One of my clients, let’s call him “Bill”, lived on 9th Avenue. Very close to where I live now — only this was the pre-gentrification, crack epidemic 9th Avenue. He lived in a slumlord’s dream: a disaster of an apartment with roaches that raced from the furniture as you sat down. Like all my clients in the pre-cocktail early era, Bill was dying, and his lover was near death as well. His lover was a ballet dancer whose beautiful body was being ravaged by wasting syndrome and horrific Kaposi’s sarcoma lesions. For some reason, both men took a liking to me, so much so that they decided to make it their mission to challenge my conservative leanings.

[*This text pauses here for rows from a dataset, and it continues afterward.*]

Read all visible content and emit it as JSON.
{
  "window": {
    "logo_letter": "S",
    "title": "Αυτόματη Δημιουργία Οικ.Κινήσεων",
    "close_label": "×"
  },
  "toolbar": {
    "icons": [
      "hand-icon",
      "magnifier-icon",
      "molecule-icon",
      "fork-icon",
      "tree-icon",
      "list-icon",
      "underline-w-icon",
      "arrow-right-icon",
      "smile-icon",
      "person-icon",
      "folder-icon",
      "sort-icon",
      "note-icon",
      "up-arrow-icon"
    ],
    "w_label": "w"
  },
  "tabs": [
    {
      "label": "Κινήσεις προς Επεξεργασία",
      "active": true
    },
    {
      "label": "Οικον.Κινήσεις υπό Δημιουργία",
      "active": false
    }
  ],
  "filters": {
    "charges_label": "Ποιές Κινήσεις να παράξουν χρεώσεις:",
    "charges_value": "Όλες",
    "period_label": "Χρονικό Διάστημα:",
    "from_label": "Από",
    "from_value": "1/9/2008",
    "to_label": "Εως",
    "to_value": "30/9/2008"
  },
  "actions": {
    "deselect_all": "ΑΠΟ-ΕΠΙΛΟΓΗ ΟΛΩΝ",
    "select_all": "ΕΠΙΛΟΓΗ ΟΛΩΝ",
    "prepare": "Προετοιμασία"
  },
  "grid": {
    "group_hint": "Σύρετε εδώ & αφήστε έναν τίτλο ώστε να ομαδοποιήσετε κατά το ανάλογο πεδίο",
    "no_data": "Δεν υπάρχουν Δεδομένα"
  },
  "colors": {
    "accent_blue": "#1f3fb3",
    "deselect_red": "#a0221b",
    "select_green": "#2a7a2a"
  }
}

Flag burning was the big fake patriotism issue of the day, the kneeling black athlete of its time. Bill quietly said to me, “Frank, do you want to live in a country where burning the flag is a crime?” I must admit I was immediately taken aback and had no answer ready, how unlike me really. In the pregnant silence, he continued, “I’ve been to those countries, several of them, and don’t get me wrong, the people are lovely, but you wouldn’t want to live there.”
It would take me decades before I really traveled, but only a couple of years to start reading alternate points of view and begin realizing that my common decency, my inability to give a fuck who you slept with or what color your skin happened to be, or how you defined or expressed your gender made me a Democrat, not a Republican. When I transferred out of the AIDS division into foster care, believing somehow that ripping children away from parents would be less depressing than people dying (it wasn’t) I saw how little conservatism cared for real children, especially poor black and brown and white ones living on the brink, as opposed to their supposed support for the unborn.
I began to honestly hate my former politics, beginning to despise all those closeted “Christian” zealots decrying the sins of homosexuality and gender fluidity, the Chuck Norrises’ who clung to their marriages as proof of their heterosexuality. I believed they saw marriage equality as a threat to their carefully constructed self-lies, their slapdash facial hair attempting to masculinize their soft features, because you know, God forbid they looked remotely like a woman. That’s how fragile their masculinity was.
I’m guessing I wore the damn breeder shirt because I was still clinging to the last vestiges of conservatism, worrying people might think I was gay, again, God forbid. As I’ve matured, I’ve come to realize that God forbids a lot of my favorite shit, which is one of the many reasons I never believed in that sanctimonious, judgmental wanker. Why would anyone believe in someone or something whose sole purpose is to make us feel bad about ourselves? I can do that shit all by my self.
I keep the damn shirt to this day. Why? Maybe because it reminds me of my artistic dabbling, perhaps as a token of my former self, knowing very well that our selves can never really be former. The shirt represents something inside me, something that understands the adolescent attraction to mock righteousness, an adolescence I see on display throughout the Republican party and their platform. And oh how I despise it, knowing it as well as I do.
Also published on Medium.